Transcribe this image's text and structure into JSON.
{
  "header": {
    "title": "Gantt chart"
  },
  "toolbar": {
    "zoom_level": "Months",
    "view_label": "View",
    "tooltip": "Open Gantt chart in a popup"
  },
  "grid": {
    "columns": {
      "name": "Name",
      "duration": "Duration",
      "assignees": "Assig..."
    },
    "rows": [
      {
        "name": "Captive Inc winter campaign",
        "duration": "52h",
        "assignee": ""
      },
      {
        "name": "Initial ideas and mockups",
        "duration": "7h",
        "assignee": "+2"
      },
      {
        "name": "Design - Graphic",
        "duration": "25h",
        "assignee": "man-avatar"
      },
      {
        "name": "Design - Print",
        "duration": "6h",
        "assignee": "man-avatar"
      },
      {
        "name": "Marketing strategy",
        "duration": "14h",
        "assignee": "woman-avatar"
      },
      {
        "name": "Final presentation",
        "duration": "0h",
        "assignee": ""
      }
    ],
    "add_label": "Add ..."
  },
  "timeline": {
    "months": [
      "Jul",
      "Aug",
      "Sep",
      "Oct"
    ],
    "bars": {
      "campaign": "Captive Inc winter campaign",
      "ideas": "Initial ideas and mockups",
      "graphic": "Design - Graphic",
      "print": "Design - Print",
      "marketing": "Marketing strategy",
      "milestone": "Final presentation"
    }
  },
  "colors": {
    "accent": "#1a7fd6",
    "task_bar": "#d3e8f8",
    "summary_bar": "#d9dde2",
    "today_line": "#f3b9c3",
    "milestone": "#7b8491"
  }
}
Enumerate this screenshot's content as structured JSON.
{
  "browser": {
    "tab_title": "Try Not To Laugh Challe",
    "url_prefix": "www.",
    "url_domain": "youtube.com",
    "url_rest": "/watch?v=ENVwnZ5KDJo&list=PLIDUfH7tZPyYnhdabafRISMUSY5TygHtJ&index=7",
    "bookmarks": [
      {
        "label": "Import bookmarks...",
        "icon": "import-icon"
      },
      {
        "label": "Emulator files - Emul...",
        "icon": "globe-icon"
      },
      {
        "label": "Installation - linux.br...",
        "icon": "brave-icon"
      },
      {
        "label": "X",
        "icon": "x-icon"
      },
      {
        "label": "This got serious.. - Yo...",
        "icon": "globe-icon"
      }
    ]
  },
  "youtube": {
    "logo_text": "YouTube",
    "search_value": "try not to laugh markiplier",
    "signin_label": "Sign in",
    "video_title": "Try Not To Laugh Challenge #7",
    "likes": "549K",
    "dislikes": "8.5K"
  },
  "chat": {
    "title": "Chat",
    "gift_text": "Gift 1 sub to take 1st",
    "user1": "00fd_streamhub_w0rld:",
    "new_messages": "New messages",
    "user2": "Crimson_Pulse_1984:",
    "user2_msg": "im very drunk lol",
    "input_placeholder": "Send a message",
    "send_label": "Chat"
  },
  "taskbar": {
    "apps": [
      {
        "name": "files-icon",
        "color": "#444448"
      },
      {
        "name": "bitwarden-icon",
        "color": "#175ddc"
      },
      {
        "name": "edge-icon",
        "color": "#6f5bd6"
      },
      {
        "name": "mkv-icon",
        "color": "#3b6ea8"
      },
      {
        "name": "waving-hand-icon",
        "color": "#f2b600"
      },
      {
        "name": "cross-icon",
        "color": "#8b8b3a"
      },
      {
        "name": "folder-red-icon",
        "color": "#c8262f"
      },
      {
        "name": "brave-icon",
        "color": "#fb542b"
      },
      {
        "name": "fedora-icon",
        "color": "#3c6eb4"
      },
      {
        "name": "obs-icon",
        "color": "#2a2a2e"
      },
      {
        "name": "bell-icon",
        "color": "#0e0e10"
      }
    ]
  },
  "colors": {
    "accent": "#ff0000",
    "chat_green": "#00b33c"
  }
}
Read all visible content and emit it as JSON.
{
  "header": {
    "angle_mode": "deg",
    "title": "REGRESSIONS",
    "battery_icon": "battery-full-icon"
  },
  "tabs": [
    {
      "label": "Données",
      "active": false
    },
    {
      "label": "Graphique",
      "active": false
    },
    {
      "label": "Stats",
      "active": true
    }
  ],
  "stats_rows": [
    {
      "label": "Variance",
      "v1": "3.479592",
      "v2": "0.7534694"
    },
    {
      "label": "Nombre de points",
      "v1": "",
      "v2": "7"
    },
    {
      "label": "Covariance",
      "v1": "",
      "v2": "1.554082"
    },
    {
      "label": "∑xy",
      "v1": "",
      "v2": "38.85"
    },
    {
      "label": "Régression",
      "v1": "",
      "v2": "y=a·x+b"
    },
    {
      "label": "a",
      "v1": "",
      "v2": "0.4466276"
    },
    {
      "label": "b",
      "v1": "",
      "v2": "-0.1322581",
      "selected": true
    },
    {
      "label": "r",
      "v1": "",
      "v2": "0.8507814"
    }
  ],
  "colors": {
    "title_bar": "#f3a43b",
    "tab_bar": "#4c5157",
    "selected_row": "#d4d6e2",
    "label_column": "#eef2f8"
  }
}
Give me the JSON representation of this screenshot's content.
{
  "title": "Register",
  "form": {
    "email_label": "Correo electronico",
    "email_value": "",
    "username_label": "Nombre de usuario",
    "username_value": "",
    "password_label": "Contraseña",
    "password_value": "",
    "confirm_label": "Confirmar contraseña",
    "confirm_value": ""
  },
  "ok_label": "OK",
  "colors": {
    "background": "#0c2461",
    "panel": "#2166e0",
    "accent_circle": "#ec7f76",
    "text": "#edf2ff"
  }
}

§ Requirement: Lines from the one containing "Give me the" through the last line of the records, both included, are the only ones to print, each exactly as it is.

§ Solution for this exercise:
Give me the JSON representation of this screenshot's content.
{
  "title": "Register",
  "form": {
    "email_label": "Correo electronico",
    "email_value": "",
    "username_label": "Nombre de usuario",
    "username_value": "",
    "password_label": "Contraseña",
    "password_value": "",
    "confirm_label": "Confirmar contraseña",
    "confirm_value": ""
  },
  "ok_label": "OK",
  "colors": {
    "background": "#0c2461",
    "panel": "#2166e0",
    "accent_circle": "#ec7f76",
    "text": "#edf2ff"
  }
}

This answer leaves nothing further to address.